• **Material shown**
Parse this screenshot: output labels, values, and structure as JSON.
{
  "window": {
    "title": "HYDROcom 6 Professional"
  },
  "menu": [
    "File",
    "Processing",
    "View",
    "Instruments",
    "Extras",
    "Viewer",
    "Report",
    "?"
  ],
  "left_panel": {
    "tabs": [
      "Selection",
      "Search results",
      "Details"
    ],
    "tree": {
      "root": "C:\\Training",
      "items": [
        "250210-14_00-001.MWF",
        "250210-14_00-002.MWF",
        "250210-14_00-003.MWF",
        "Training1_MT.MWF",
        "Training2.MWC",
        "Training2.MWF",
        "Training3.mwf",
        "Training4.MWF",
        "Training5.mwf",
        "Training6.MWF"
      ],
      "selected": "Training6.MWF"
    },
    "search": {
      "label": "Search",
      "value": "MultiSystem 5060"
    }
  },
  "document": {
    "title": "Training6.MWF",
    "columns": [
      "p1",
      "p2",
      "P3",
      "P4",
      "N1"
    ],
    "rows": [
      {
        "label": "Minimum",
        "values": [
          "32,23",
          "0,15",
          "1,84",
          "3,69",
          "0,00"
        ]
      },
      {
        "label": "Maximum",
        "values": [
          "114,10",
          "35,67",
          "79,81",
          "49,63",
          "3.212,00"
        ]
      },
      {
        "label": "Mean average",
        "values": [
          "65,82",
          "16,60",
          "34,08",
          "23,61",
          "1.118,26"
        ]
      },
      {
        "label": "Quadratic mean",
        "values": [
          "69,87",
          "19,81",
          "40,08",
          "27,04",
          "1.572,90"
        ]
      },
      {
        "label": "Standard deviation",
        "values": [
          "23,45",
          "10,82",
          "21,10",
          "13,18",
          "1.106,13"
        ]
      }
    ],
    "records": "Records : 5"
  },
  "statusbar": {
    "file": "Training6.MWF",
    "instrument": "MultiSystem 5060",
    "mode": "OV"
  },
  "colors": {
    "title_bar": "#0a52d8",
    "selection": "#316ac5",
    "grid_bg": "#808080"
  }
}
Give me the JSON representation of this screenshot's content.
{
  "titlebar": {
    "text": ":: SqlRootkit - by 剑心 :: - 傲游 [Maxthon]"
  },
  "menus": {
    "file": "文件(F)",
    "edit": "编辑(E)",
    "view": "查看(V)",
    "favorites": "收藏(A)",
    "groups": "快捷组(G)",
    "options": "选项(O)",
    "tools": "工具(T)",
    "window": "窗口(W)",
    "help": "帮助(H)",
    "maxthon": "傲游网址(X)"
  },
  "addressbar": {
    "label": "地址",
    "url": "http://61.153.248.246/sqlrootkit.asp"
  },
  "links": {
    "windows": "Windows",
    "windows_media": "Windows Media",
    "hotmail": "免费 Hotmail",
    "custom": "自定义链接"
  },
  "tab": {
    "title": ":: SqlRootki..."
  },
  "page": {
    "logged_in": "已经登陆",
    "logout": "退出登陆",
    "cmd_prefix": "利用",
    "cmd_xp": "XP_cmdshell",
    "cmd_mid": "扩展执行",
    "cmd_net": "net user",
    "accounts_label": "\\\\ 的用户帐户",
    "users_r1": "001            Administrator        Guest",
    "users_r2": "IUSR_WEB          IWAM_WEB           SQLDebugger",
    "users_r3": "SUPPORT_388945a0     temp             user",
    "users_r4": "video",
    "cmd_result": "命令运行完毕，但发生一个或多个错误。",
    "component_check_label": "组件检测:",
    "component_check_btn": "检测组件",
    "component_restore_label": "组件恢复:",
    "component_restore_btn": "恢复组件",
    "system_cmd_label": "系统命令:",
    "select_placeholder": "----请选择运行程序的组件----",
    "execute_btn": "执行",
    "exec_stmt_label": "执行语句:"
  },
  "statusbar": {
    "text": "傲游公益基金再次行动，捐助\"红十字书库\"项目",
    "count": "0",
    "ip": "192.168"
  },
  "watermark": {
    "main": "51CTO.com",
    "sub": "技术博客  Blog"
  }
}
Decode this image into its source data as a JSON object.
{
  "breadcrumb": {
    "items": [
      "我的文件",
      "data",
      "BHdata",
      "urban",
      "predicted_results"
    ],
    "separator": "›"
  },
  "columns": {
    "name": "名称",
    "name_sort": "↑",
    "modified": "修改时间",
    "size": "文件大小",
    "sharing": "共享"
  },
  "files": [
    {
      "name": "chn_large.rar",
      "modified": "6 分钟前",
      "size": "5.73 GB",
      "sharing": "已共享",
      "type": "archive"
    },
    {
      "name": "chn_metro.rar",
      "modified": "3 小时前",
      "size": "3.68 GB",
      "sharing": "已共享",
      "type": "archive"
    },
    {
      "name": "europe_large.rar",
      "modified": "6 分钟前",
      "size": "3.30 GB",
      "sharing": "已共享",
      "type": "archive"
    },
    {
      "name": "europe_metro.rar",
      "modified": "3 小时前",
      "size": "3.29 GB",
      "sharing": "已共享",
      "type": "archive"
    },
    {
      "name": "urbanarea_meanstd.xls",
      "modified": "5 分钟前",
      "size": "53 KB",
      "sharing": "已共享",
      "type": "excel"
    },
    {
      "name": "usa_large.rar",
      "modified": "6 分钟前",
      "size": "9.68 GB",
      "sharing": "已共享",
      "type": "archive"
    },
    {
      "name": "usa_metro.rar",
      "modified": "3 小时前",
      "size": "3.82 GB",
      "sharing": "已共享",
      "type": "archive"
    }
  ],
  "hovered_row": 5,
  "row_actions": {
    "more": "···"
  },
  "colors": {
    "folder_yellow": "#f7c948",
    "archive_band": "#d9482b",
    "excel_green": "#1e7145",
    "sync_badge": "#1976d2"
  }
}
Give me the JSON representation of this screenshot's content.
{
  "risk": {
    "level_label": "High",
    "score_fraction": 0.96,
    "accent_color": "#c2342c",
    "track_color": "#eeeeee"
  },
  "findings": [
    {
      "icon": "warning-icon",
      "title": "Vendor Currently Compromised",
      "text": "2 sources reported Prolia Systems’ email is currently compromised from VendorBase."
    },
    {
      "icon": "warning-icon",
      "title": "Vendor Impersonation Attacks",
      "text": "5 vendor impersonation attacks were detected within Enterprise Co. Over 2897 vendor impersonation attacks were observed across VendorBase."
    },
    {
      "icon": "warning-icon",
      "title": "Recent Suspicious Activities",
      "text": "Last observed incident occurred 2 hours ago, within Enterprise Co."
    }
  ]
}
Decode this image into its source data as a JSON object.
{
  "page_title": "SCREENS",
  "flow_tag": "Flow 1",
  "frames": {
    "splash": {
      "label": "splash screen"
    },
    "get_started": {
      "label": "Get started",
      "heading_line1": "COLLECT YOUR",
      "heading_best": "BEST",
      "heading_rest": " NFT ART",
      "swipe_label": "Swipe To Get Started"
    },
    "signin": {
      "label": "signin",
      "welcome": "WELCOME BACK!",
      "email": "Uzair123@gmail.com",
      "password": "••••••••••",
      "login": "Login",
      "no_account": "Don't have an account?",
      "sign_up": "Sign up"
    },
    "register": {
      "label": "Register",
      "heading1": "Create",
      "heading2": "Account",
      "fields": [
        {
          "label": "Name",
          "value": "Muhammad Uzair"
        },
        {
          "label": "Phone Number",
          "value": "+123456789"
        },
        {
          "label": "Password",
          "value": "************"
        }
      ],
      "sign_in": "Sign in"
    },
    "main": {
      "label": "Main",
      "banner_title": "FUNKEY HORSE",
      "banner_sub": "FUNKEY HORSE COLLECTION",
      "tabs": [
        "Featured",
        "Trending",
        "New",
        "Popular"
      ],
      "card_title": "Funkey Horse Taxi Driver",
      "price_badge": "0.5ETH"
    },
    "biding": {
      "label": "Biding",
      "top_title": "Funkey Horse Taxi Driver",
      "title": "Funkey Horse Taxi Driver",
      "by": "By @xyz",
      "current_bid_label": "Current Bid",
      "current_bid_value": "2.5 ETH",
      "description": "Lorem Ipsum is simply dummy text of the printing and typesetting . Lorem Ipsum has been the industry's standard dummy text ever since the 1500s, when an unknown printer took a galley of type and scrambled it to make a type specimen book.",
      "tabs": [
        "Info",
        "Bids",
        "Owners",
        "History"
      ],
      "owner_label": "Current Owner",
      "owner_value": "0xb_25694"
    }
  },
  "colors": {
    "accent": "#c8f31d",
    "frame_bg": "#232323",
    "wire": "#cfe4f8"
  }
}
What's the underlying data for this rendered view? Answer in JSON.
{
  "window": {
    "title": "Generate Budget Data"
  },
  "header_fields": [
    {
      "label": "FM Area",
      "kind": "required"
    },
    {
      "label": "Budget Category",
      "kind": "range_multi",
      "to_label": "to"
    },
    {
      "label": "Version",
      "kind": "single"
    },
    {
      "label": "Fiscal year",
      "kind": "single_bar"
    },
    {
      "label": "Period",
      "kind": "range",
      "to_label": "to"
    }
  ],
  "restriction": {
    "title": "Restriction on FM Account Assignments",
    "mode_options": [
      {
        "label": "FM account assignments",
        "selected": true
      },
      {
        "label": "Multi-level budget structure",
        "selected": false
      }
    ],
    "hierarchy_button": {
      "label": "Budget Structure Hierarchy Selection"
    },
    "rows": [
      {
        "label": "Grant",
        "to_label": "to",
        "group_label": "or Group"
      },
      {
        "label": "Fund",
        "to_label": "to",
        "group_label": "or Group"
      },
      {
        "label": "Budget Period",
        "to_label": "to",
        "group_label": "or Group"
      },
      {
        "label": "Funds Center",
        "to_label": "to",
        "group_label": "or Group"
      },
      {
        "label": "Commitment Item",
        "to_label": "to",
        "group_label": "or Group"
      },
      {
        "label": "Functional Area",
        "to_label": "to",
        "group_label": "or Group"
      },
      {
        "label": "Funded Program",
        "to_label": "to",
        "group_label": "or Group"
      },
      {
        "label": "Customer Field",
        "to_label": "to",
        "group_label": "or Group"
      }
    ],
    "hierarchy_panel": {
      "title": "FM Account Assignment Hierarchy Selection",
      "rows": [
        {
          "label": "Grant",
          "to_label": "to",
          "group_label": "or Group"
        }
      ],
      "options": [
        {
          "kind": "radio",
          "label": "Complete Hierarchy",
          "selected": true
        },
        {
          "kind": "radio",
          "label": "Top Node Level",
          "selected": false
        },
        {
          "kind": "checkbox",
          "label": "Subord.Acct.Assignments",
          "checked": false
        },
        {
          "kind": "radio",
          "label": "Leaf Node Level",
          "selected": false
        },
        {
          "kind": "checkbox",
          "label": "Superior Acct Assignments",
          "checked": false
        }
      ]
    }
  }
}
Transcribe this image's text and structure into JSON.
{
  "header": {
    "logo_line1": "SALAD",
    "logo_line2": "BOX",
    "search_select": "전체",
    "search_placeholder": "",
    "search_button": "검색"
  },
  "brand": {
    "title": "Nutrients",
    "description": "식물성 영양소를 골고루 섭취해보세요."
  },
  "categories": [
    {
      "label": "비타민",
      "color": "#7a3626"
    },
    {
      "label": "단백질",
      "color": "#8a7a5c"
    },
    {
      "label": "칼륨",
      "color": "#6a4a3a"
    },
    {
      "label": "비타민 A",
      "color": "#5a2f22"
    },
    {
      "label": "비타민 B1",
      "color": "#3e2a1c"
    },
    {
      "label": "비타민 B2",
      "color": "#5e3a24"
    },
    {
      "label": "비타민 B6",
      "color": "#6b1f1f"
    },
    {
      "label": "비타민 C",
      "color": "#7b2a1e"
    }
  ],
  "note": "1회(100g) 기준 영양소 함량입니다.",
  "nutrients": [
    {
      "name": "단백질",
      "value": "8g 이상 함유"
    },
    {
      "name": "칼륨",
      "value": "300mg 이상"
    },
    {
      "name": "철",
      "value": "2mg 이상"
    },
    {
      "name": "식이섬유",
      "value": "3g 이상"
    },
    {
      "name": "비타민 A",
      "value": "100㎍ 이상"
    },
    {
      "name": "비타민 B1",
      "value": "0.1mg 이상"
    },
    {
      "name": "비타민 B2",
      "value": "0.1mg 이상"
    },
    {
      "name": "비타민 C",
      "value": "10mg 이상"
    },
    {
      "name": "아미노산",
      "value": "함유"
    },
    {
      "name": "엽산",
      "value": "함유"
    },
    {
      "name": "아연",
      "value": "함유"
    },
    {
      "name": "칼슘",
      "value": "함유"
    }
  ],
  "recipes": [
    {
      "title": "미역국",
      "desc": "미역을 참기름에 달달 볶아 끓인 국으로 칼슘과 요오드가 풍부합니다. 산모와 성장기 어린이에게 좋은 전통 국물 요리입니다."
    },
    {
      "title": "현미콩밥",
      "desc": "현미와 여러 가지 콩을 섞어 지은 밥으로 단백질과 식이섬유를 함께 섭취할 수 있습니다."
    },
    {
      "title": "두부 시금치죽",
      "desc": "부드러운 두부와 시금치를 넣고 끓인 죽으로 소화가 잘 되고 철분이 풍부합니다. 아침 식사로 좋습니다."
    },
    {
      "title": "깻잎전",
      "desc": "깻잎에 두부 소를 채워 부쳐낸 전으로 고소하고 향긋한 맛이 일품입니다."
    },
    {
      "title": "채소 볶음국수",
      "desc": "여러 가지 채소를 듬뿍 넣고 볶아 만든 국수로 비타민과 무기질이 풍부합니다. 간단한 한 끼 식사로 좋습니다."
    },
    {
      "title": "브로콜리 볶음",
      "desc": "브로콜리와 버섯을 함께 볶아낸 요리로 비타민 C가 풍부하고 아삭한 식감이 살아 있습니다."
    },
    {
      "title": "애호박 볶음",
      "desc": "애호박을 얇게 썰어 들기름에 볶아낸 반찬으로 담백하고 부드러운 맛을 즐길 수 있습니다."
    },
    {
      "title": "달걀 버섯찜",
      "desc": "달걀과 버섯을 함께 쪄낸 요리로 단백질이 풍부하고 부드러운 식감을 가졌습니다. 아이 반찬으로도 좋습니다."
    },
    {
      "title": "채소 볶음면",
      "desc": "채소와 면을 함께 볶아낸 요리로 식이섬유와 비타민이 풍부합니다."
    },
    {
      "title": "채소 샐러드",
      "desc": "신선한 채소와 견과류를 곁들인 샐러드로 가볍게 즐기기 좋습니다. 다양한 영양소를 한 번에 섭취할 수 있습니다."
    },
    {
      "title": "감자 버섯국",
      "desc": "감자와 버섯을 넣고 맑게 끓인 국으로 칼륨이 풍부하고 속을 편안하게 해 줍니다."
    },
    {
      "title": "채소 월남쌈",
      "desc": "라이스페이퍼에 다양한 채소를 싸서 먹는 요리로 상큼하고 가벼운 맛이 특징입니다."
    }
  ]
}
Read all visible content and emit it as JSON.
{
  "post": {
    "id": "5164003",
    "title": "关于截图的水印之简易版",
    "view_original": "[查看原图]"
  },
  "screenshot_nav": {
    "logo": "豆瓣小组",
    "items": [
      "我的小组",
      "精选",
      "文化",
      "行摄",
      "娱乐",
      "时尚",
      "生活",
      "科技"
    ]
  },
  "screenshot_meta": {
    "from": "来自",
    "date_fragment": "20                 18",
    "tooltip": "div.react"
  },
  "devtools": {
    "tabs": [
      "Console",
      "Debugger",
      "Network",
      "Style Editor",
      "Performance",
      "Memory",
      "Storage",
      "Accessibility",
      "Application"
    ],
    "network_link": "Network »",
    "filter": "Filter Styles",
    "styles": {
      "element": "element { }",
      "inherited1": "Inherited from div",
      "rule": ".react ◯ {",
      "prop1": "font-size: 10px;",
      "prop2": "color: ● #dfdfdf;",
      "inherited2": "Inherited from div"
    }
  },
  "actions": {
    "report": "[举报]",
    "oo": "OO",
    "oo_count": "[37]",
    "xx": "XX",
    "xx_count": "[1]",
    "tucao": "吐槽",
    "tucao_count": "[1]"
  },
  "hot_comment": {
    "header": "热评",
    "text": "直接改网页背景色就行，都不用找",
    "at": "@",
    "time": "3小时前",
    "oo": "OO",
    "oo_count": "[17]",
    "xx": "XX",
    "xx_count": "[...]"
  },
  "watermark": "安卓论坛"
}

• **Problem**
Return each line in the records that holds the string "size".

• **Exercise solution**
    "size": "文件大小",
      "size": "5.73 GB",
      "size": "3.68 GB",
      "size": "3.30 GB",
      "size": "3.29 GB",
      "size": "53 KB",
      "size": "9.68 GB",
      "size": "3.82 GB",
      "prop1": "font-size: 10px;",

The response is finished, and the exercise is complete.